Therefore, unless the blueberry yoghurt is totally natural, we’d advise your furry friend to stay clear. Dogs can eat a dash of plain yoghurt as a little treat every so often, as it’s rich in calcium and protein, but like we said, always stick to the plain yogurt over the sweet stuff.


Similarly to blueberry yoghurt, anything that is labelled as being ‘blueberry-flavoured’ will more often than not be flavoured artificially, which will be unhealthy for your pooch.


Not only are they super tasty, but blueberries are also super healthy for your dog as long as they're fed in moderation. A close cousin to the cranberry, blueberries are rich in vitamins, minerals, fibre and antioxidants, there’s so much goodness packed into this tiny berry.

Blueberries include vitamins such as:

  • Vitamin C for its anti-inflammatory properties and to boost immunity

  • Vitamin A helps to promote healthy skin, coat, muscles and nerves

  • Vitamin K is a blood coalugant, encouraging the blood to clot properly

Minerals such as calcium, phosphorus, potassium and magnesium are also jam-packed into this fruit, supporting various bodily functions.

Also, blueberries are brimming with antioxidants, which are known to help fight free radicals, which are to blame for both cellular and molecular damage in both people and pooches.

One study attempted to value the total antioxidant power of the brilliant blueberry, and it found that by feeding blueberries to sled dogs who had just completed vigorous exercise, this tiny little fruit helped to reduce their overall recovery time from the physical activity. Now that’s impressive!

Studies also report that these antioxidants are connected with reducing the impact of the deteriorating brain as the dog ages, making blueberries an even better snack for the more senior members of the canine population.

If that wasn’t enough, the blueberry contains something called phytochemicals, which are compounds that are naturally found in plants, and they’re linked to several health benefits. One of the main ones being that they’re reported to help battle cancer in humans. This just shows how much blueberries can do!

It's not surprising that they're labelled as a human superfood.


Blueberries are incredibly healthy, but as with anything new to your dog’s diet, they should be fed in moderation. Due to the high levels of fibre in the berry, you don’t want to plate up a full dish of them for your four-legged friend as this could cause them to have an upset tummy.

The teeny tiny dogs such as Chihuahuas may need to be monitored if you’re treating them to a blueberry, as these tiny fruits could pose a choking hazard for small dogs.
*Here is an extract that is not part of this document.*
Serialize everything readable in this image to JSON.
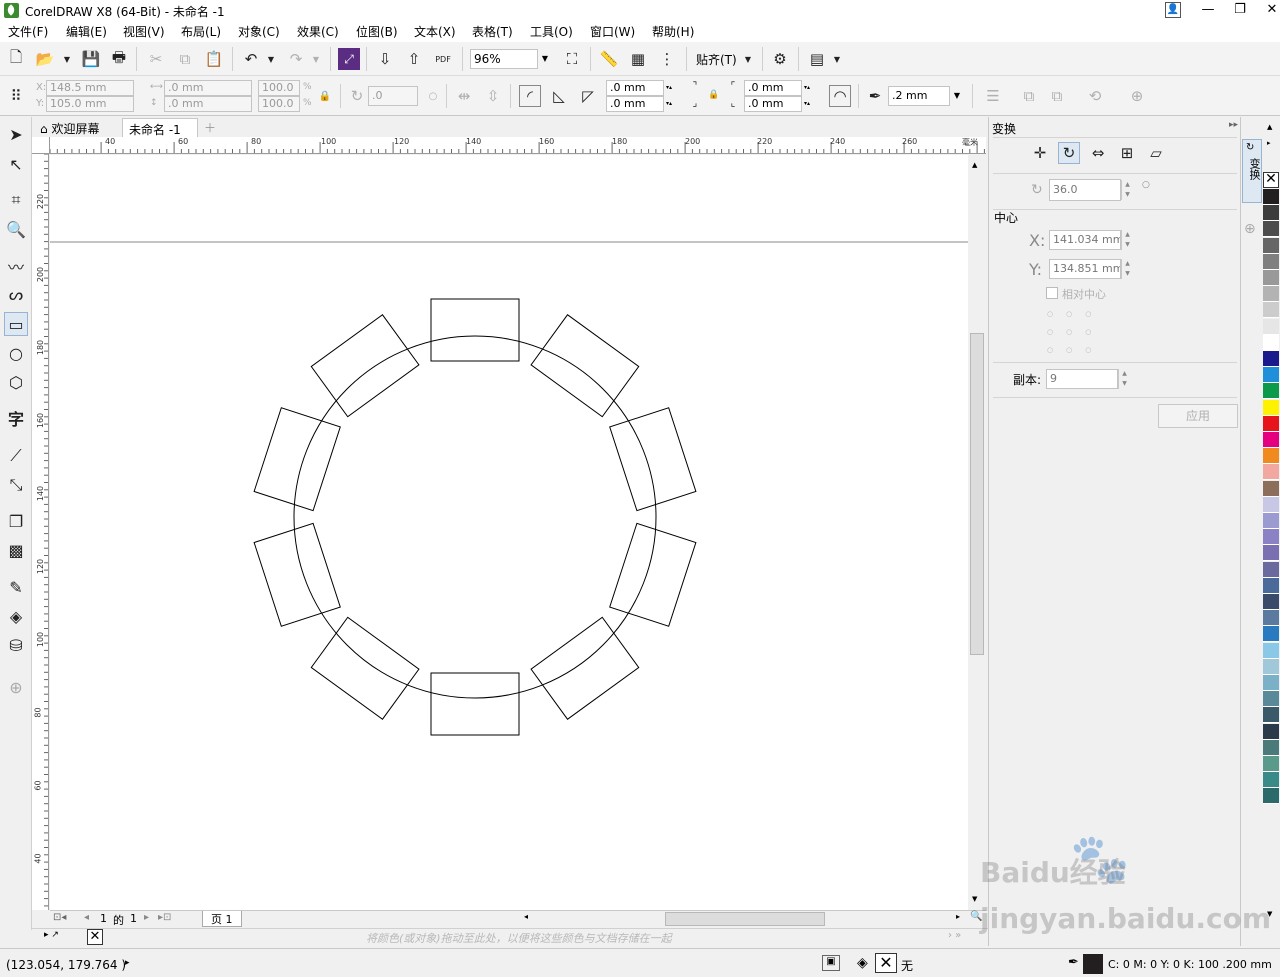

Also, as you do with your own fruit and veggies, wash the blueberries down before giving them to your dog to eliminate any pesticides or dirt that may be lingering.
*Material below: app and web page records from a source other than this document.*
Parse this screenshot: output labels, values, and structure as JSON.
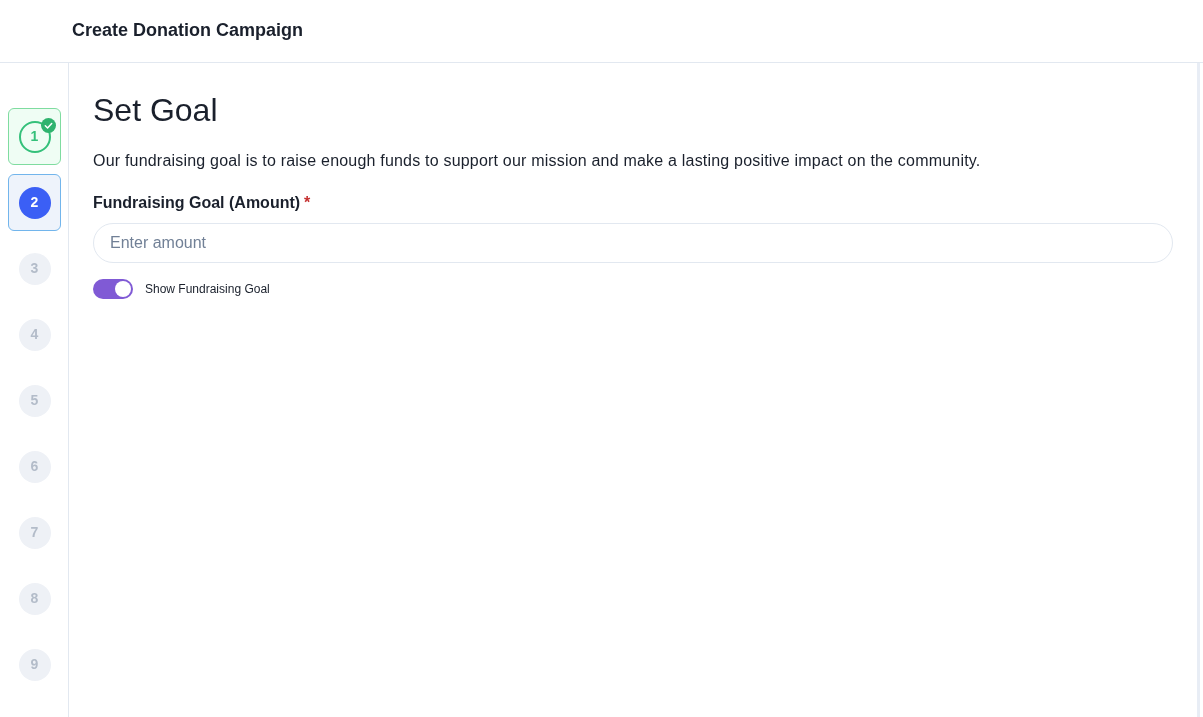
{
  "header": {
    "title": "Create Donation Campaign"
  },
  "steps": [
    {
      "label": "1",
      "selected": false,
      "completed": true
    },
    {
      "label": "2",
      "selected": true,
      "completed": false
    },
    {
      "label": "3",
      "selected": false,
      "completed": false
    },
    {
      "label": "4",
      "selected": false,
      "completed": false
    },
    {
      "label": "5",
      "selected": false,
      "completed": false
    },
    {
      "label": "6",
      "selected": false,
      "completed": false
    },
    {
      "label": "7",
      "selected": false,
      "completed": false
    },
    {
      "label": "8",
      "selected": false,
      "completed": false
    },
    {
      "label": "9",
      "selected": false,
      "completed": false
    }
  ],
  "section": {
    "title": "Set Goal",
    "description": "Our fundraising goal is to raise enough funds to support our mission and make a lasting positive impact on the community.",
    "field": {
      "label": "Fundraising Goal (Amount)",
      "required_mark": "*",
      "placeholder": "Enter amount"
    },
    "toggle": {
      "label": "Show Fundraising Goal",
      "on": true
    }
  }
}
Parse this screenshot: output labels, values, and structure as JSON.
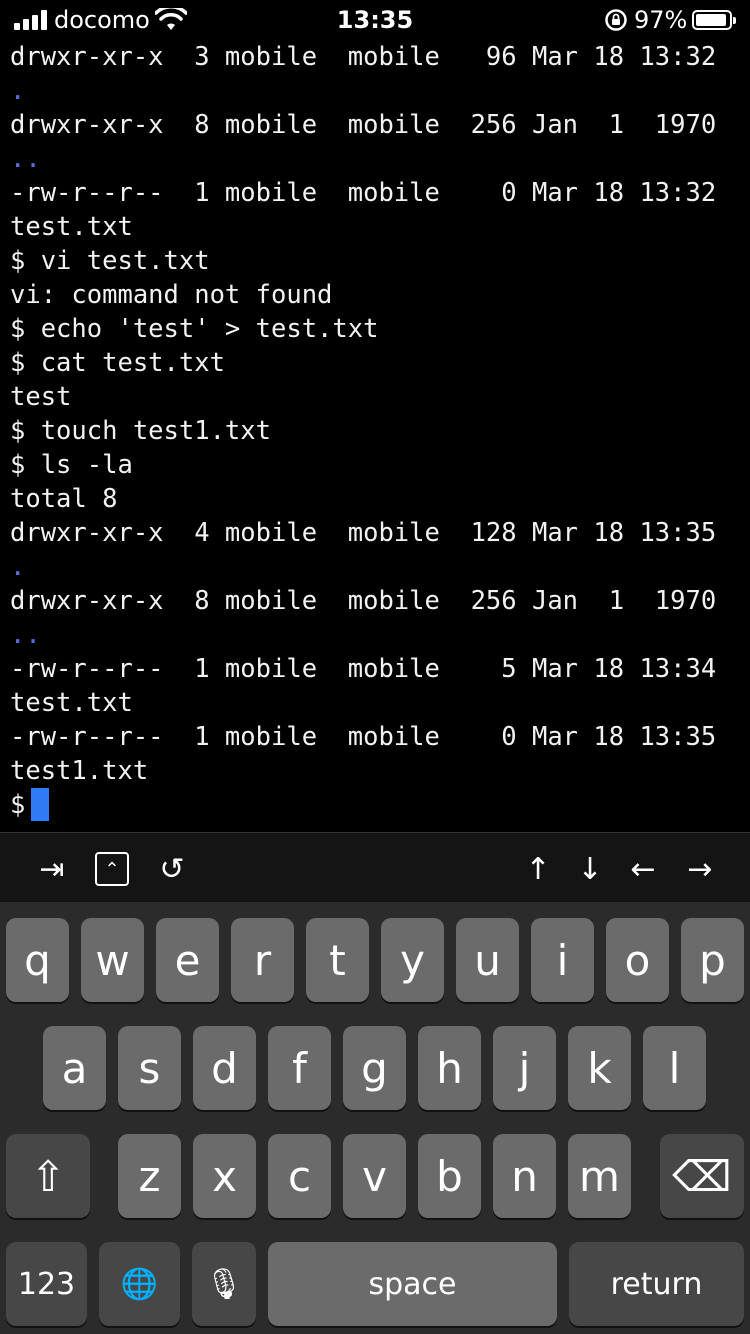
{
  "status_bar": {
    "carrier": "docomo",
    "time": "13:35",
    "battery_percent": "97%",
    "battery_level": 0.97,
    "icons": [
      "signal-icon",
      "wifi-icon",
      "orientation-lock-icon",
      "battery-icon"
    ]
  },
  "terminal": {
    "lines": [
      "drwxr-xr-x  3 mobile  mobile   96 Mar 18 13:32",
      ".",
      "drwxr-xr-x  8 mobile  mobile  256 Jan  1  1970",
      "..",
      "-rw-r--r--  1 mobile  mobile    0 Mar 18 13:32",
      "test.txt",
      "$ vi test.txt",
      "vi: command not found",
      "$ echo 'test' > test.txt",
      "$ cat test.txt",
      "test",
      "$ touch test1.txt",
      "$ ls -la",
      "total 8",
      "drwxr-xr-x  4 mobile  mobile  128 Mar 18 13:35",
      ".",
      "drwxr-xr-x  8 mobile  mobile  256 Jan  1  1970",
      "..",
      "-rw-r--r--  1 mobile  mobile    5 Mar 18 13:34",
      "test.txt",
      "-rw-r--r--  1 mobile  mobile    0 Mar 18 13:35",
      "test1.txt"
    ],
    "prompt": "$",
    "cursor_color": "#2f7bf5",
    "dot_color": "#5b6ee0"
  },
  "accessory_bar": {
    "left": [
      {
        "name": "tab-key-icon",
        "glyph": "⇥"
      },
      {
        "name": "control-key-icon",
        "glyph": "⌃"
      },
      {
        "name": "history-icon",
        "glyph": "↺"
      }
    ],
    "right": [
      {
        "name": "arrow-up-icon",
        "glyph": "↑"
      },
      {
        "name": "arrow-down-icon",
        "glyph": "↓"
      },
      {
        "name": "arrow-left-icon",
        "glyph": "←"
      },
      {
        "name": "arrow-right-icon",
        "glyph": "→"
      }
    ]
  },
  "keyboard": {
    "row1": [
      "q",
      "w",
      "e",
      "r",
      "t",
      "y",
      "u",
      "i",
      "o",
      "p"
    ],
    "row2": [
      "a",
      "s",
      "d",
      "f",
      "g",
      "h",
      "j",
      "k",
      "l"
    ],
    "row3": [
      "z",
      "x",
      "c",
      "v",
      "b",
      "n",
      "m"
    ],
    "shift_glyph": "⇧",
    "delete_glyph": "⌫",
    "numbers_label": "123",
    "globe_glyph": "🌐",
    "mic_glyph": "🎙",
    "space_label": "space",
    "return_label": "return"
  }
}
Other than that though, there are not many downsides to blueberries!


Yes! They’re a great healthy snack that can be fed in various different ways to keep things exciting. Freeze them on a hot day to help keep your dog cool, use them as training treats, mash them into a lickimat and even bake them into your very own dog-friendly pupcake!
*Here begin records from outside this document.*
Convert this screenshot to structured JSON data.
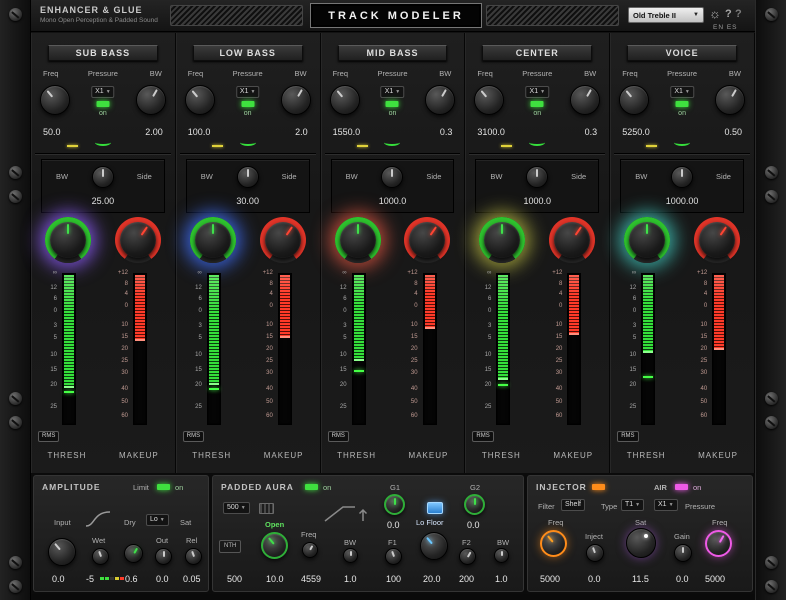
{
  "header": {
    "brand": "ENHANCER & GLUE",
    "tagline": "Mono Open Perception & Padded Sound",
    "title": "TRACK MODELER",
    "preset": "Old Treble II",
    "gear_icon": "☼",
    "help_icon": "?",
    "lang": "EN ES"
  },
  "band_labels": {
    "freq": "Freq",
    "pressure": "Pressure",
    "bw": "BW",
    "on": "on",
    "side": "Side",
    "thresh": "THRESH",
    "makeup": "MAKEUP",
    "rms": "RMS"
  },
  "meter_scales": {
    "thresh": [
      "∞",
      "12",
      "6",
      "0",
      "3",
      "5",
      "10",
      "15",
      "20",
      "25"
    ],
    "makeup": [
      "+12",
      "8",
      "4",
      "0",
      "10",
      "15",
      "20",
      "25",
      "30",
      "40",
      "50",
      "60"
    ]
  },
  "bands": [
    {
      "name": "SUB BASS",
      "pressure_mode": "X1",
      "freq_value": "50.0",
      "bw_value": "2.00",
      "side_bw_value": "25.00",
      "glow_color": "#7b52d6",
      "thresh_meter_fill": 0.75,
      "makeup_meter_fill": 0.44,
      "thresh_peak": 0.78
    },
    {
      "name": "LOW BASS",
      "pressure_mode": "X1",
      "freq_value": "100.0",
      "bw_value": "2.0",
      "side_bw_value": "30.00",
      "glow_color": "#3a62d8",
      "thresh_meter_fill": 0.73,
      "makeup_meter_fill": 0.42,
      "thresh_peak": 0.76
    },
    {
      "name": "MID BASS",
      "pressure_mode": "X1",
      "freq_value": "1550.0",
      "bw_value": "0.3",
      "side_bw_value": "1000.0",
      "glow_color": "#b84a3a",
      "thresh_meter_fill": 0.57,
      "makeup_meter_fill": 0.36,
      "thresh_peak": 0.64
    },
    {
      "name": "CENTER",
      "pressure_mode": "X1",
      "freq_value": "3100.0",
      "bw_value": "0.3",
      "side_bw_value": "1000.0",
      "glow_color": "#9a9a3a",
      "thresh_meter_fill": 0.7,
      "makeup_meter_fill": 0.4,
      "thresh_peak": 0.73
    },
    {
      "name": "VOICE",
      "pressure_mode": "X1",
      "freq_value": "5250.0",
      "bw_value": "0.50",
      "side_bw_value": "1000.00",
      "glow_color": "#3aa8a0",
      "thresh_meter_fill": 0.52,
      "makeup_meter_fill": 0.5,
      "thresh_peak": 0.68
    }
  ],
  "amplitude": {
    "title": "AMPLITUDE",
    "limit": "Limit",
    "on": "on",
    "input": "Input",
    "dry": "Dry",
    "sat": "Sat",
    "sat_mode": "Lo",
    "wet": "Wet",
    "out": "Out",
    "rel": "Rel",
    "input_value": "0.0",
    "wet_value": "-5",
    "dry_value": "0.6",
    "out_value": "0.0",
    "rel_value": "0.05"
  },
  "aura": {
    "title": "PADDED AURA",
    "on": "on",
    "rate": "500",
    "nth": "NTH",
    "open": "Open",
    "freq": "Freq",
    "bw1": "BW",
    "g1": "G1",
    "f1": "F1",
    "lo_floor": "Lo Floor",
    "g2": "G2",
    "f2": "F2",
    "bw2": "BW",
    "nth_value": "500",
    "open_value": "10.0",
    "freq_value": "4559",
    "bw1_value": "1.0",
    "g1_value": "0.0",
    "f1_value": "100",
    "lo_floor_value": "20.0",
    "g2_value": "0.0",
    "f2_value": "200",
    "bw2_value": "1.0"
  },
  "injector": {
    "title": "INJECTOR",
    "air": "AIR",
    "on": "on",
    "filter": "Filter",
    "filter_type": "Shelf",
    "type": "Type",
    "type_value": "T1",
    "pressure_mode": "X1",
    "pressure": "Pressure",
    "freq1": "Freq",
    "inject": "Inject",
    "sat": "Sat",
    "gain": "Gain",
    "freq2": "Freq",
    "freq1_value": "5000",
    "inject_value": "0.0",
    "sat_value": "11.5",
    "gain_value": "0.0",
    "freq2_value": "5000"
  },
  "colors": {
    "green": "#3fe03f",
    "red": "#ff3a28",
    "orange": "#ff8c1a",
    "magenta": "#ee5ae6",
    "blue": "#35a6e0"
  }
}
As with any snack, make sure they’re given alongside a complete and balanced meal so your dog is receiving all of their nutrition. Treats should always be fed as no more than 10% of your dog’s diet, with their regular food making up the other 90%.

If you’re looking for complete and balanced nutrition, then look no further than Pure. Brimming with protein, vitamins minerals and of other tons of fruit and veggies, we want to make sure our four-legged friends get all the nutrition they need with every single bite, but blueberries can be great as an extra added treat.

  1. Difference Between Antioxidants and Phytochemicals? American Institute for Cancer Research, Nov 2015
  2. Brain aging in the canine: a diet enriched in antioxidants reduces cognitive dysfunction Neurobiology of Aging, 23, (5), Oct 2002, 809-818, doi:10.1016/s0197-4580(02)00073-8
  3. Total antioxidant power in sled dogs supplemented with blueberries and the comparison of blood parameters associated with exercise Comparative Biochemistry and Physiology Part A: Molecular & Integrative Physiology, 143, (4), April 2006, 429-434